The main drawback to publishing on the WWW has nothing to do with the dynamism of such texts. The main drawback is the one which comes from self-publishing. There is no peer or professional review process. On the other hand, the review process has not prevented the publication by major publishing houses of an overabundance of gullible, credulous, incompetent, pandering texts that cater to the taste for the supernatural, the paranormal, the pseudoscientific, and the occult. Thus, the reader on the Internet is not at a disadvantage compared to the reader of printed materials. Each reader must take full responsibility for evaluating whatever material is read. Every book in your local library may have been reviewed before being accepted for publication. Still, you cannot be sure that simply because a book has been reviewed it is trustworthy. You have to decide that for yourself. In any case, I have many reviewers from around the world who have corrected me on matters from punctuation and spelling to dates and measurements, as well as chiding or castigating me for what they consider to be my misguided evaluations and analyses or ignorant and malicious omissions.

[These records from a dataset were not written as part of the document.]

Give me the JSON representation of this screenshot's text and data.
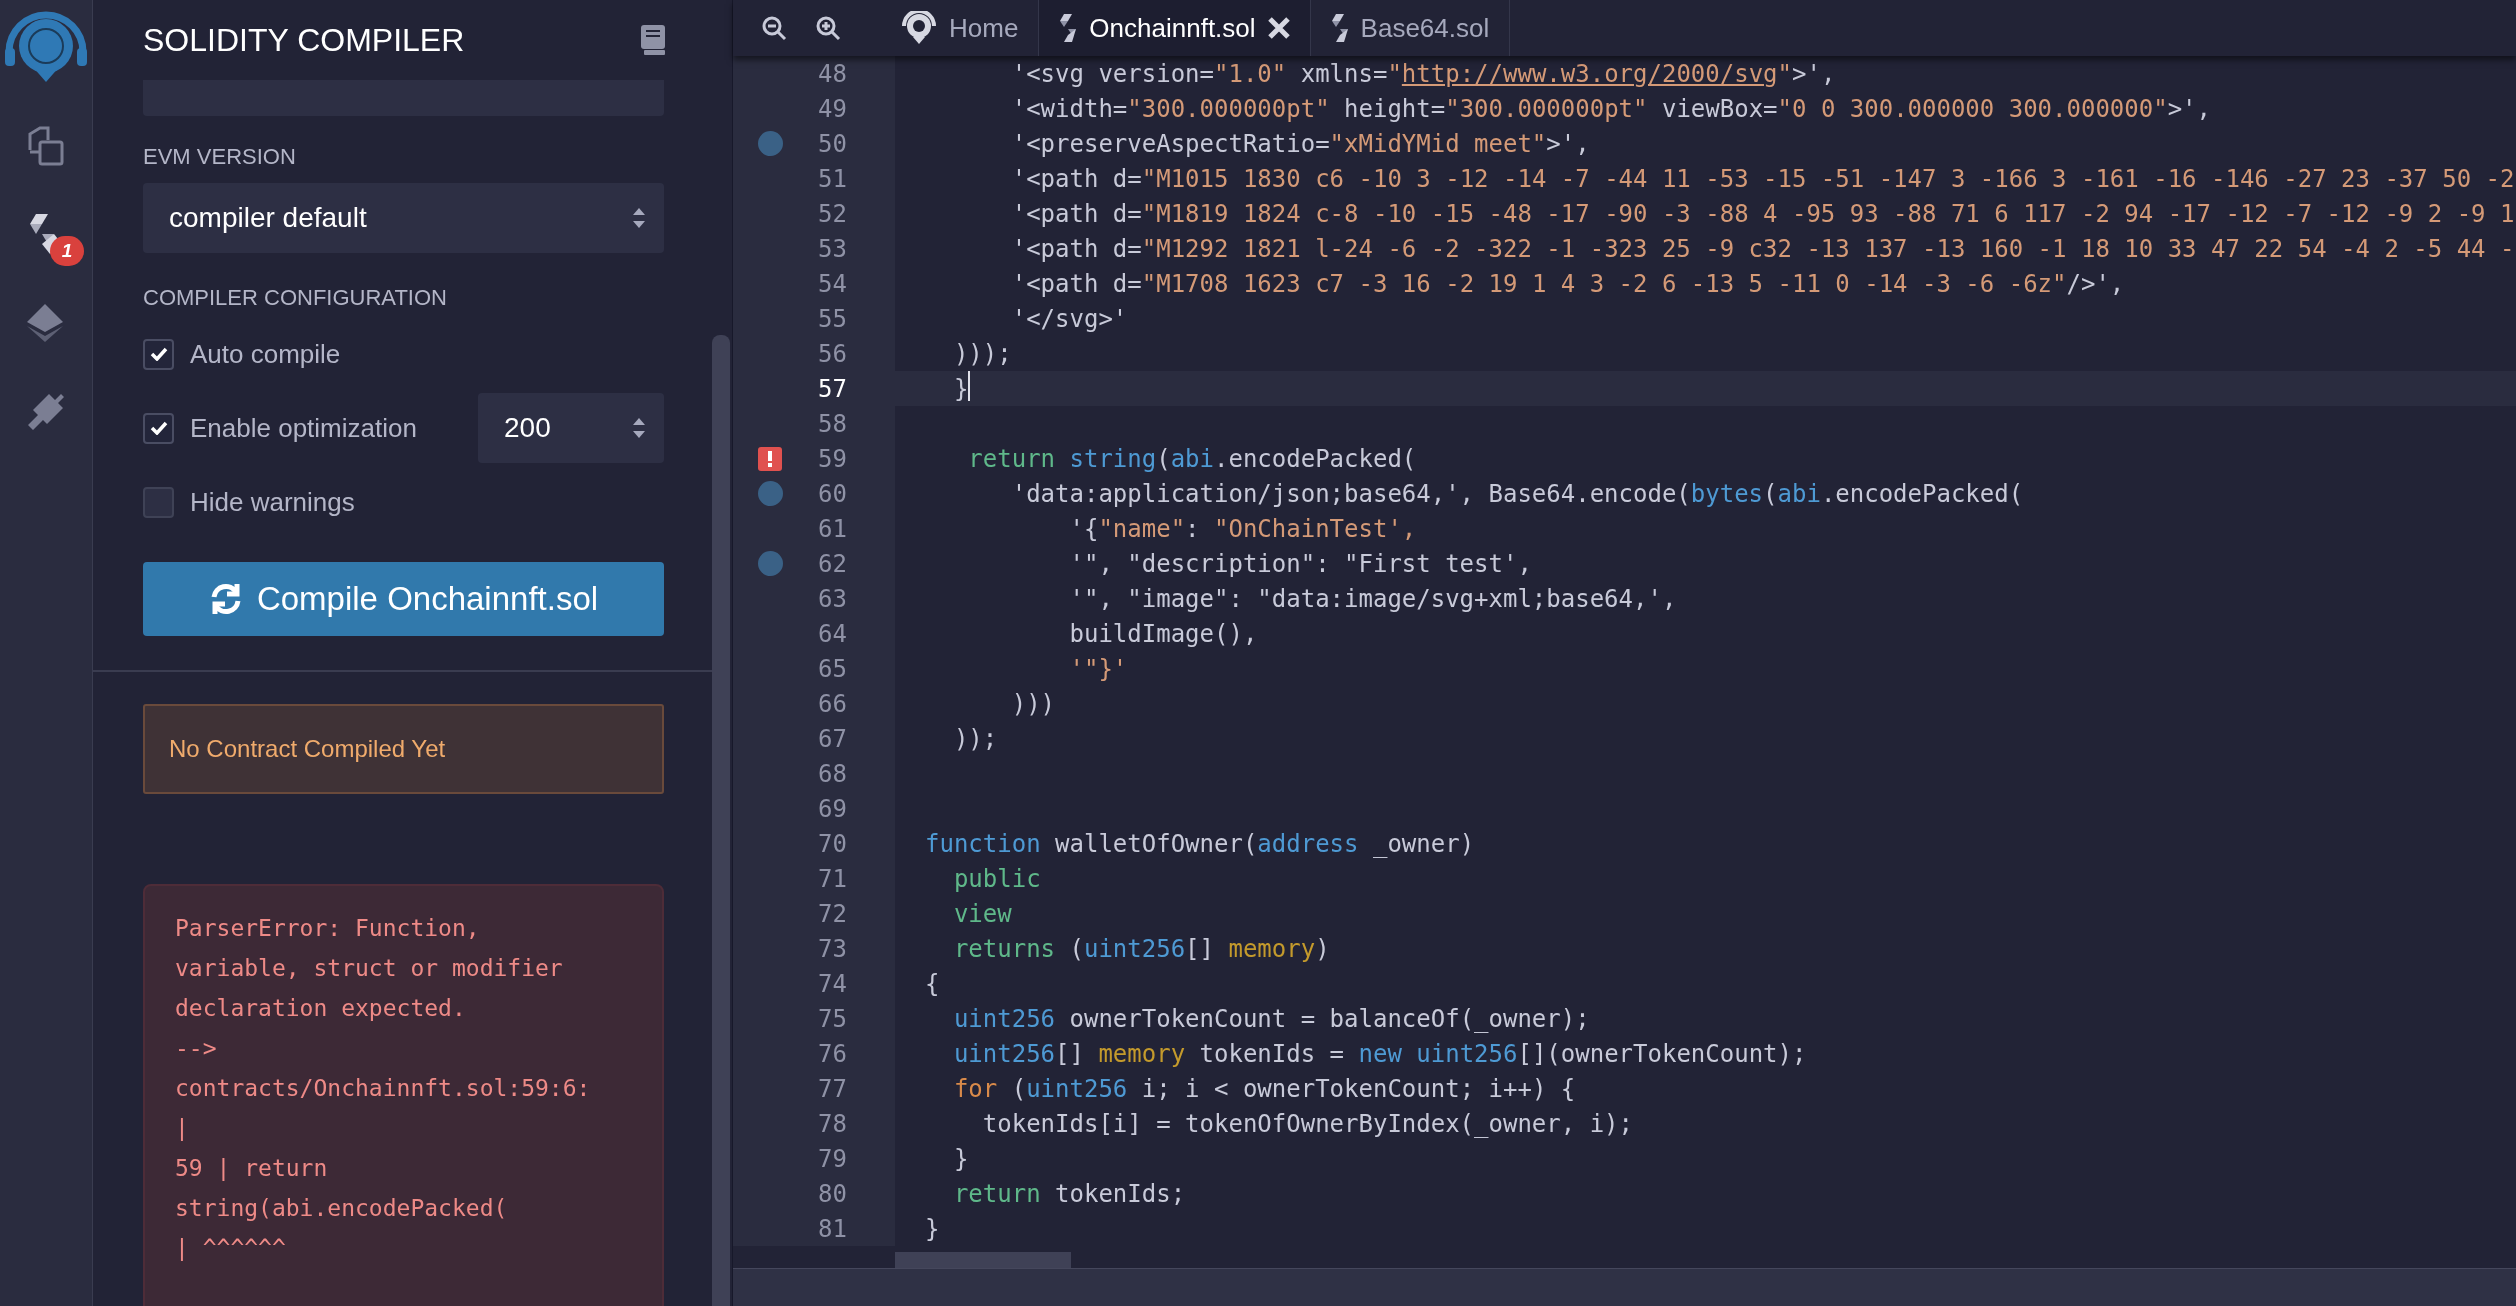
{
  "activity_bar": {
    "items": [
      {
        "kind": "files"
      },
      {
        "kind": "compiler",
        "badge": "1"
      },
      {
        "kind": "deploy"
      },
      {
        "kind": "plugins"
      }
    ]
  },
  "side_panel": {
    "title": "SOLIDITY COMPILER",
    "evm_version": {
      "label": "EVM VERSION",
      "value": "compiler default"
    },
    "configuration": {
      "label": "COMPILER CONFIGURATION",
      "options": [
        {
          "label": "Auto compile",
          "checked": true
        },
        {
          "label": "Enable optimization",
          "checked": true,
          "runs": "200"
        },
        {
          "label": "Hide warnings",
          "checked": false
        }
      ]
    },
    "compile_button": "Compile Onchainnft.sol",
    "notice": "No Contract Compiled Yet",
    "error": "ParserError: Function,\nvariable, struct or modifier\ndeclaration expected.\n-->\ncontracts/Onchainnft.sol:59:6:\n|\n59 | return\nstring(abi.encodePacked(\n| ^^^^^^"
  },
  "tabs": [
    {
      "label": "Home",
      "kind": "home",
      "selected": false,
      "closable": false
    },
    {
      "label": "Onchainnft.sol",
      "kind": "file",
      "selected": true,
      "closable": true
    },
    {
      "label": "Base64.sol",
      "kind": "file",
      "selected": false,
      "closable": false
    }
  ],
  "editor": {
    "lines": [
      {
        "number": "48",
        "current": false,
        "tokens": [
          {
            "kind": "plain",
            "text": "      '<svg version="
          },
          {
            "kind": "str",
            "text": "\"1.0\""
          },
          {
            "kind": "plain",
            "text": " xmlns="
          },
          {
            "kind": "str",
            "text": "\""
          },
          {
            "kind": "link",
            "text": "http://www.w3.org/2000/svg"
          },
          {
            "kind": "str",
            "text": "\""
          },
          {
            "kind": "plain",
            "text": ">',"
          }
        ]
      },
      {
        "number": "49",
        "current": false,
        "tokens": [
          {
            "kind": "plain",
            "text": "      '<width="
          },
          {
            "kind": "str",
            "text": "\"300.000000pt\""
          },
          {
            "kind": "plain",
            "text": " height="
          },
          {
            "kind": "str",
            "text": "\"300.000000pt\""
          },
          {
            "kind": "plain",
            "text": " viewBox="
          },
          {
            "kind": "str",
            "text": "\"0 0 300.000000 300.000000\""
          },
          {
            "kind": "plain",
            "text": ">',"
          }
        ]
      },
      {
        "number": "50",
        "current": false,
        "marker": {
          "kind": "dot"
        },
        "tokens": [
          {
            "kind": "plain",
            "text": "      '<preserveAspectRatio="
          },
          {
            "kind": "str",
            "text": "\"xMidYMid meet\""
          },
          {
            "kind": "plain",
            "text": ">',"
          }
        ]
      },
      {
        "number": "51",
        "current": false,
        "tokens": [
          {
            "kind": "plain",
            "text": "      '<path d="
          },
          {
            "kind": "str",
            "text": "\"M1015 1830 c6 -10 3 -12 -14 -7 -44 11 -53 -15 -51 -147 3 -166 3 -161 -16 -146 -27 23 -37 50 -2"
          }
        ]
      },
      {
        "number": "52",
        "current": false,
        "tokens": [
          {
            "kind": "plain",
            "text": "      '<path d="
          },
          {
            "kind": "str",
            "text": "\"M1819 1824 c-8 -10 -15 -48 -17 -90 -3 -88 4 -95 93 -88 71 6 117 -2 94 -17 -12 -7 -12 -9 2 -9 1"
          }
        ]
      },
      {
        "number": "53",
        "current": false,
        "tokens": [
          {
            "kind": "plain",
            "text": "      '<path d="
          },
          {
            "kind": "str",
            "text": "\"M1292 1821 l-24 -6 -2 -322 -1 -323 25 -9 c32 -13 137 -13 160 -1 18 10 33 47 22 54 -4 2 -5 44 -"
          }
        ]
      },
      {
        "number": "54",
        "current": false,
        "tokens": [
          {
            "kind": "plain",
            "text": "      '<path d="
          },
          {
            "kind": "str",
            "text": "\"M1708 1623 c7 -3 16 -2 19 1 4 3 -2 6 -13 5 -11 0 -14 -3 -6 -6z\""
          },
          {
            "kind": "plain",
            "text": "/>',"
          }
        ]
      },
      {
        "number": "55",
        "current": false,
        "tokens": [
          {
            "kind": "plain",
            "text": "      '</svg>'"
          }
        ]
      },
      {
        "number": "56",
        "current": false,
        "tokens": [
          {
            "kind": "plain",
            "text": "  )));"
          }
        ]
      },
      {
        "number": "57",
        "current": true,
        "tokens": [
          {
            "kind": "plain",
            "text": "  }"
          }
        ]
      },
      {
        "number": "58",
        "current": false
      },
      {
        "number": "59",
        "current": false,
        "marker": {
          "kind": "error"
        },
        "tokens": [
          {
            "kind": "kw",
            "text": "   return "
          },
          {
            "kind": "type",
            "text": "string"
          },
          {
            "kind": "plain",
            "text": "("
          },
          {
            "kind": "type",
            "text": "abi"
          },
          {
            "kind": "plain",
            "text": ".encodePacked("
          }
        ]
      },
      {
        "number": "60",
        "current": false,
        "marker": {
          "kind": "dot"
        },
        "tokens": [
          {
            "kind": "plain",
            "text": "      'data:application/json;base64,', Base64.encode("
          },
          {
            "kind": "type",
            "text": "bytes"
          },
          {
            "kind": "plain",
            "text": "("
          },
          {
            "kind": "type",
            "text": "abi"
          },
          {
            "kind": "plain",
            "text": ".encodePacked("
          }
        ]
      },
      {
        "number": "61",
        "current": false,
        "tokens": [
          {
            "kind": "plain",
            "text": "          '{"
          },
          {
            "kind": "str",
            "text": "\"name\""
          },
          {
            "kind": "plain",
            "text": ": "
          },
          {
            "kind": "str",
            "text": "\"OnChainTest',"
          }
        ]
      },
      {
        "number": "62",
        "current": false,
        "marker": {
          "kind": "dot"
        },
        "tokens": [
          {
            "kind": "plain",
            "text": "          '\", \"description\": \"First test',"
          }
        ]
      },
      {
        "number": "63",
        "current": false,
        "tokens": [
          {
            "kind": "plain",
            "text": "          '\", \"image\": \"data:image/svg+xml;base64,',"
          }
        ]
      },
      {
        "number": "64",
        "current": false,
        "tokens": [
          {
            "kind": "plain",
            "text": "          buildImage(),"
          }
        ]
      },
      {
        "number": "65",
        "current": false,
        "tokens": [
          {
            "kind": "str",
            "text": "          '\"}'"
          }
        ]
      },
      {
        "number": "66",
        "current": false,
        "tokens": [
          {
            "kind": "plain",
            "text": "      )))"
          }
        ]
      },
      {
        "number": "67",
        "current": false,
        "tokens": [
          {
            "kind": "plain",
            "text": "  ));"
          }
        ]
      },
      {
        "number": "68",
        "current": false
      },
      {
        "number": "69",
        "current": false
      },
      {
        "number": "70",
        "current": false,
        "tokens": [
          {
            "kind": "type",
            "text": "function"
          },
          {
            "kind": "plain",
            "text": " walletOfOwner("
          },
          {
            "kind": "type",
            "text": "address"
          },
          {
            "kind": "plain",
            "text": " _owner)"
          }
        ]
      },
      {
        "number": "71",
        "current": false,
        "tokens": [
          {
            "kind": "kw",
            "text": "  public"
          }
        ]
      },
      {
        "number": "72",
        "current": false,
        "tokens": [
          {
            "kind": "kw",
            "text": "  view"
          }
        ]
      },
      {
        "number": "73",
        "current": false,
        "tokens": [
          {
            "kind": "kw",
            "text": "  returns"
          },
          {
            "kind": "plain",
            "text": " ("
          },
          {
            "kind": "type",
            "text": "uint256"
          },
          {
            "kind": "plain",
            "text": "[] "
          },
          {
            "kind": "mem",
            "text": "memory"
          },
          {
            "kind": "plain",
            "text": ")"
          }
        ]
      },
      {
        "number": "74",
        "current": false,
        "tokens": [
          {
            "kind": "plain",
            "text": "{"
          }
        ]
      },
      {
        "number": "75",
        "current": false,
        "tokens": [
          {
            "kind": "type",
            "text": "  uint256"
          },
          {
            "kind": "plain",
            "text": " ownerTokenCount = balanceOf(_owner);"
          }
        ]
      },
      {
        "number": "76",
        "current": false,
        "tokens": [
          {
            "kind": "type",
            "text": "  uint256"
          },
          {
            "kind": "plain",
            "text": "[] "
          },
          {
            "kind": "mem",
            "text": "memory"
          },
          {
            "kind": "plain",
            "text": " tokenIds = "
          },
          {
            "kind": "type",
            "text": "new uint256"
          },
          {
            "kind": "plain",
            "text": "[](ownerTokenCount);"
          }
        ]
      },
      {
        "number": "77",
        "current": false,
        "tokens": [
          {
            "kind": "ctrl",
            "text": "  for"
          },
          {
            "kind": "plain",
            "text": " ("
          },
          {
            "kind": "type",
            "text": "uint256"
          },
          {
            "kind": "plain",
            "text": " i; i < ownerTokenCount; i++) {"
          }
        ]
      },
      {
        "number": "78",
        "current": false,
        "tokens": [
          {
            "kind": "plain",
            "text": "    tokenIds[i] = tokenOfOwnerByIndex(_owner, i);"
          }
        ]
      },
      {
        "number": "79",
        "current": false,
        "tokens": [
          {
            "kind": "plain",
            "text": "  }"
          }
        ]
      },
      {
        "number": "80",
        "current": false,
        "tokens": [
          {
            "kind": "kw",
            "text": "  return"
          },
          {
            "kind": "plain",
            "text": " tokenIds;"
          }
        ]
      },
      {
        "number": "81",
        "current": false,
        "tokens": [
          {
            "kind": "plain",
            "text": "}"
          }
        ]
      }
    ]
  }
}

I was first attracted to the idea of publishing on the WWW because I knew that the information I printed would be available to anyone with a computer and a modem. No one would have to buy my book. It would be free. I realized at the time that computers, modems, or cable and DSL connections are not free and that many schools and libraries did not yet offer Internet access. But the day is approaching when most schools and libraries, as well as various community agencies and businesses will offer cheap or free Internet access to the public. I hope many of those using public access points will find their way to The Skeptic's Dictionary.
However, I realize that there are many people who cannot or will not access the Internet. I hope many of them will avail themselves of the print version of The Skeptic's Dictionary published by John Wiley & Sons in August 2003. I hope also that many who have come to appreciate the Internet version will buy a copy of the Wiley book, if not for themselves, at least as a gift for someone who might benefit from a reference book with an attitude.
Robert T. Carroll